→ **What the exercise asks**
Some lines below hold "name". Pick them out and copy them.

Start of Listed records

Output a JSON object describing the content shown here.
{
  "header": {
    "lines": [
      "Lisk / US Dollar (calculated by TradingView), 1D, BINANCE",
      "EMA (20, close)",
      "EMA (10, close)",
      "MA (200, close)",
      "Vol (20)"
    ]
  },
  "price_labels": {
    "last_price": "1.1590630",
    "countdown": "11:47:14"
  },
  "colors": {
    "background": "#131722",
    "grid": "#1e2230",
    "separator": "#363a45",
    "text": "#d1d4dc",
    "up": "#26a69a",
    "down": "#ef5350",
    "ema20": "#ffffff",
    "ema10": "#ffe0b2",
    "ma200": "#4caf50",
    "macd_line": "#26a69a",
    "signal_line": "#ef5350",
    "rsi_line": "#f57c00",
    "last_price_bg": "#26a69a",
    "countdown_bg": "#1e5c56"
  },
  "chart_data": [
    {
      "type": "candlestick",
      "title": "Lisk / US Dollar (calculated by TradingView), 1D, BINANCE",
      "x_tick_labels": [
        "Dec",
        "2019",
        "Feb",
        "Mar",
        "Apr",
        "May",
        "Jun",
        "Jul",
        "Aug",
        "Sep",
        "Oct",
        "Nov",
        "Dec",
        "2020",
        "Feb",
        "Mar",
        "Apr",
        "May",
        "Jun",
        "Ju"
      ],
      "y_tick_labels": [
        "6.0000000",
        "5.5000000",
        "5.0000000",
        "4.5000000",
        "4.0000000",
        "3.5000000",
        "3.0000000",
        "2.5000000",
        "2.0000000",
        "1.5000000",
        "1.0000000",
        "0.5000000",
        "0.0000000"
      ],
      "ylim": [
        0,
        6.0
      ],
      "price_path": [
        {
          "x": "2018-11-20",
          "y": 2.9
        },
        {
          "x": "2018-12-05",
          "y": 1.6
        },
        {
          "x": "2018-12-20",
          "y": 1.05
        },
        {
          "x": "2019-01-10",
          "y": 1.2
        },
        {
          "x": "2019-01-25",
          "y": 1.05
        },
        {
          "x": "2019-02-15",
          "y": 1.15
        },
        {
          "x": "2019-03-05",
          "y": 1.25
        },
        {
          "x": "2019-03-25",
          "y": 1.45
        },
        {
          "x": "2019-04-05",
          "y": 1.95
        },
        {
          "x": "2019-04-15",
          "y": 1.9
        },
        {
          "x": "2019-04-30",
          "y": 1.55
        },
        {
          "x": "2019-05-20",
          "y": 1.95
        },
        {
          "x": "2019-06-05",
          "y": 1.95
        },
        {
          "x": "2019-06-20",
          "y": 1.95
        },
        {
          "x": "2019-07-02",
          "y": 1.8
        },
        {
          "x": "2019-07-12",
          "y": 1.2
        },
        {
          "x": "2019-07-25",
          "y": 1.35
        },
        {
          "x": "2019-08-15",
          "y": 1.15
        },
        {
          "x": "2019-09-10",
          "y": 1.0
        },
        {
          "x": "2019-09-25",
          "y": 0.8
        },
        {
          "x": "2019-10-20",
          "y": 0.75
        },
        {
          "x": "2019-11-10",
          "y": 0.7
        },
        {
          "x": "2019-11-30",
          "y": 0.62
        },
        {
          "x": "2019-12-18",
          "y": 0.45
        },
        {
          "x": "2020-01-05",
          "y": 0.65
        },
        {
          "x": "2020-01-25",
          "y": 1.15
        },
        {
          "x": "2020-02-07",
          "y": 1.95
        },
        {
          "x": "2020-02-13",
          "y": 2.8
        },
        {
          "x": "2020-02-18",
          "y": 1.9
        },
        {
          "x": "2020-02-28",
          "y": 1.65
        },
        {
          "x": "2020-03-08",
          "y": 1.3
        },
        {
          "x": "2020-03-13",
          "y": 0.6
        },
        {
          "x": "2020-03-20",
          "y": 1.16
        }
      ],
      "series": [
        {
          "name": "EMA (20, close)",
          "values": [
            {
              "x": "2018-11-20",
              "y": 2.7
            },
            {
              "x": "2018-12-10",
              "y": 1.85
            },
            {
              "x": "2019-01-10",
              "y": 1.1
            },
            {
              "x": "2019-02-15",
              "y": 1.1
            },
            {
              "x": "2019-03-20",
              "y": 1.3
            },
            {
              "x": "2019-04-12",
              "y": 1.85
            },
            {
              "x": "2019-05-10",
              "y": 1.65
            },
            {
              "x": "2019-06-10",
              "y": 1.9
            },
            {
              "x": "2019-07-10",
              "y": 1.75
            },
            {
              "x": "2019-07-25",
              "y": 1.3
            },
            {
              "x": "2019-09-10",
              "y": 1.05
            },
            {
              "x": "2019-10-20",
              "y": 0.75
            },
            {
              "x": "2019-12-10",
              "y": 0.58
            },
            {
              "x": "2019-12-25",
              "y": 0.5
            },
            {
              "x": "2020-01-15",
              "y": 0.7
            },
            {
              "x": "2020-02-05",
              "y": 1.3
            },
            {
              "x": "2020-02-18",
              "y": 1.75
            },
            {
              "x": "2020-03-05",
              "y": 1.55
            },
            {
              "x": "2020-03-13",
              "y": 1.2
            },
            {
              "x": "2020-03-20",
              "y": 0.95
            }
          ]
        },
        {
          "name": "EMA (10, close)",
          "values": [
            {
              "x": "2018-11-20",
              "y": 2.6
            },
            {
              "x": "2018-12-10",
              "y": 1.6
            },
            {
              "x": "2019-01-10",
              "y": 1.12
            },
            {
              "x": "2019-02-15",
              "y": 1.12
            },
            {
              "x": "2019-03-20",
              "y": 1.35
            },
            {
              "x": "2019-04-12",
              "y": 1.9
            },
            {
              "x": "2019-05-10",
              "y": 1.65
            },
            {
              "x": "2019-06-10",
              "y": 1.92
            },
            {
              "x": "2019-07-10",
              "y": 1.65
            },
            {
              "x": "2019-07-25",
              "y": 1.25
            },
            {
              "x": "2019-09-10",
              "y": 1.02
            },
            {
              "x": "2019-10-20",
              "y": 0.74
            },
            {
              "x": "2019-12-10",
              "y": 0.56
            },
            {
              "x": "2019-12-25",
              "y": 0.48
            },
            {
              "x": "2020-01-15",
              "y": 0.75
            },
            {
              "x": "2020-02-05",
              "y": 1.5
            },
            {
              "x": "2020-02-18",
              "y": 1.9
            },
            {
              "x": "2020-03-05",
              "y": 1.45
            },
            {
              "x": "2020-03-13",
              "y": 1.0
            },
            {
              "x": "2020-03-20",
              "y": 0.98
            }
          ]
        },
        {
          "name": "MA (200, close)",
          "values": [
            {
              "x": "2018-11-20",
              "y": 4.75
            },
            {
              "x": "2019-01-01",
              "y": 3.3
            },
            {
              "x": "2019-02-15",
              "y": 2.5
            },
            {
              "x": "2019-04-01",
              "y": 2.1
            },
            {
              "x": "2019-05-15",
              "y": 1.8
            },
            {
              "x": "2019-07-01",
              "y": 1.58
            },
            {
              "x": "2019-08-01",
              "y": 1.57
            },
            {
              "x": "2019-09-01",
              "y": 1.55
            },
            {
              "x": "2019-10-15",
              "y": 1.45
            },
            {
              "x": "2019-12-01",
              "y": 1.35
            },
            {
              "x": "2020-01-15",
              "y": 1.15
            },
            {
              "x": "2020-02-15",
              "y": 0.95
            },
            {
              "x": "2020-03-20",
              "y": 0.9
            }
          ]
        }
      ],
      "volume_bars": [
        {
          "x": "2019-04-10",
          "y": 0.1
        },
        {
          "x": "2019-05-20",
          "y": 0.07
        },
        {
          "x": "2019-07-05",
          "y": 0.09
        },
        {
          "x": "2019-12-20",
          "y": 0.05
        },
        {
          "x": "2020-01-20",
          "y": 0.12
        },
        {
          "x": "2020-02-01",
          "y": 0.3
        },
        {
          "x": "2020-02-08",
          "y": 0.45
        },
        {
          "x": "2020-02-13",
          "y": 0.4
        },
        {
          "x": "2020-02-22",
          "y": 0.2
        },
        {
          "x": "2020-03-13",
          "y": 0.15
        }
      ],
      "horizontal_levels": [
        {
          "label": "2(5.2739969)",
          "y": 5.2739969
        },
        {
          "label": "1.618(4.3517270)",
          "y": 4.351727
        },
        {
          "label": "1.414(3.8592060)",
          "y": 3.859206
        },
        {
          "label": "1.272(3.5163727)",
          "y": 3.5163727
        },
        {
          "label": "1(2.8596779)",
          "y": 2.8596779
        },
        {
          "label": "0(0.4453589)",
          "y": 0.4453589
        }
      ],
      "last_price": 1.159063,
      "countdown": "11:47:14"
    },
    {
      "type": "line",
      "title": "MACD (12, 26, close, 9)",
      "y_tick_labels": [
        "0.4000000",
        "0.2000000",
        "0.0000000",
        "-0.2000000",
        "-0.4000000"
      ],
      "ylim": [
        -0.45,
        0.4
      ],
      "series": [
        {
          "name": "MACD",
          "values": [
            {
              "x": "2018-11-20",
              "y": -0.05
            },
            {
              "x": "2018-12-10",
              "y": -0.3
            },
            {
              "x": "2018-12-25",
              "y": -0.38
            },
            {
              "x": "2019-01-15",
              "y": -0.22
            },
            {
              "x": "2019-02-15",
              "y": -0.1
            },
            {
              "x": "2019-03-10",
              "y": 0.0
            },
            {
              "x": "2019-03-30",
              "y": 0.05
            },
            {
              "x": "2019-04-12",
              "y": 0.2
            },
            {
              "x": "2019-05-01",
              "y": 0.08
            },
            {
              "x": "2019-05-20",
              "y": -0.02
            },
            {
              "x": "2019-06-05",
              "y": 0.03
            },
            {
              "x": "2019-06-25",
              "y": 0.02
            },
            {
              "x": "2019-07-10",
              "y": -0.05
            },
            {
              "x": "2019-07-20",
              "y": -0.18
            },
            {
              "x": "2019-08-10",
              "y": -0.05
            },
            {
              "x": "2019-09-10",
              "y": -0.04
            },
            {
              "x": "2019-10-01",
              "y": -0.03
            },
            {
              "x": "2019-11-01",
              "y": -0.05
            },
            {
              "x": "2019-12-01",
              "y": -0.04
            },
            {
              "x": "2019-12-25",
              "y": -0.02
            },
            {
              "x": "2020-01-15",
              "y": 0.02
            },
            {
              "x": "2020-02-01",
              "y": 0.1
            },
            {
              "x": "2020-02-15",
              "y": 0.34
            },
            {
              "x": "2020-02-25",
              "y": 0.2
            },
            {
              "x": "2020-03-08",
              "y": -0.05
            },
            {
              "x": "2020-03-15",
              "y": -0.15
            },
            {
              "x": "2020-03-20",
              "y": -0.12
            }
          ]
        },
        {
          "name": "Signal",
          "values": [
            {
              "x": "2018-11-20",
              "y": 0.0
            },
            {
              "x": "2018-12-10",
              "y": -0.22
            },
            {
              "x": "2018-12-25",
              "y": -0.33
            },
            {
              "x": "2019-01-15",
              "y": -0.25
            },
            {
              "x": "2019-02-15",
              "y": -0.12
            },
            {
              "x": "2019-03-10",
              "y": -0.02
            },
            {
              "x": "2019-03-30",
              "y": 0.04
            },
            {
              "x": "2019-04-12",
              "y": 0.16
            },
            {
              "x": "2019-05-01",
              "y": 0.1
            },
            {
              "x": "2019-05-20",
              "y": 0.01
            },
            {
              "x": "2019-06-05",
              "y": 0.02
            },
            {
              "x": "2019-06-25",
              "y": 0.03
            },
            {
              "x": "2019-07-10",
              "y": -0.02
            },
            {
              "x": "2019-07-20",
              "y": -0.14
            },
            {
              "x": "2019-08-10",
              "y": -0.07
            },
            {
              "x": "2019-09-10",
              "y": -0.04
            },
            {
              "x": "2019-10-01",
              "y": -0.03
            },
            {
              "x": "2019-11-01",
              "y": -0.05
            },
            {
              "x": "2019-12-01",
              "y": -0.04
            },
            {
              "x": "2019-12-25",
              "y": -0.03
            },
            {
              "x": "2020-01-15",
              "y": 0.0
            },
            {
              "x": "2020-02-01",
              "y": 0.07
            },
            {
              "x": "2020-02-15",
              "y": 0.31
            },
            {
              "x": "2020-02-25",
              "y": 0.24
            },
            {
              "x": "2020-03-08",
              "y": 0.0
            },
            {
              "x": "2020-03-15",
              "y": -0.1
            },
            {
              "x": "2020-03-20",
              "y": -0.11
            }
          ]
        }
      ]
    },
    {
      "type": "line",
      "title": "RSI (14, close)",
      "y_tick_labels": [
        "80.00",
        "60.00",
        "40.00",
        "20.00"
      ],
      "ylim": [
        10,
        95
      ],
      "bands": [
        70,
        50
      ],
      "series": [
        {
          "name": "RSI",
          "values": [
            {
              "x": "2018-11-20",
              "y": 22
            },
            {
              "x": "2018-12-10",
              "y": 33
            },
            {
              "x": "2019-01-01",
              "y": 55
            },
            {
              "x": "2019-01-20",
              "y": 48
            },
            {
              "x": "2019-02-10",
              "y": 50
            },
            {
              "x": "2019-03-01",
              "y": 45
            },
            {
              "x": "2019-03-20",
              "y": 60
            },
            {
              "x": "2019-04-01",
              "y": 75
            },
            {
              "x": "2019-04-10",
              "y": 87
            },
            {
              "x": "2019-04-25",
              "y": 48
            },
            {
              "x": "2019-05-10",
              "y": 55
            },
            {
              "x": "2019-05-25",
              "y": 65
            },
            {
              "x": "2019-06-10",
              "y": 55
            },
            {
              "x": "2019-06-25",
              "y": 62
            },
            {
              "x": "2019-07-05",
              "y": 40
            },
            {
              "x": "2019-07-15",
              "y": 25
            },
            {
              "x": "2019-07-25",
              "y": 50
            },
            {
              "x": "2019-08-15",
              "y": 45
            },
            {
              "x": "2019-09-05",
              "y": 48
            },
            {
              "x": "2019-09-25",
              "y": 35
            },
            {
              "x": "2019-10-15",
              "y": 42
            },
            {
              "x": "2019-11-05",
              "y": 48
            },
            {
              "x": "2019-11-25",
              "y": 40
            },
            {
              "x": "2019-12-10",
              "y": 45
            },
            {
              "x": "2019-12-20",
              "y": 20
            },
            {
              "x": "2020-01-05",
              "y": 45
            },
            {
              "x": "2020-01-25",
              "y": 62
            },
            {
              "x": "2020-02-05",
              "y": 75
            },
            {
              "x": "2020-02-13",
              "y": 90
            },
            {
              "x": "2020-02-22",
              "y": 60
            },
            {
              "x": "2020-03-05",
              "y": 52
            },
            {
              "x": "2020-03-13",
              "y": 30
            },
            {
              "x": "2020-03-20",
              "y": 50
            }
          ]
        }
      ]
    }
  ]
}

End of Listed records

→ **Answer**
          "name": "EMA (20, close)",
          "name": "EMA (10, close)",
          "name": "MA (200, close)",
          "name": "MACD",
          "name": "Signal",
          "name": "RSI",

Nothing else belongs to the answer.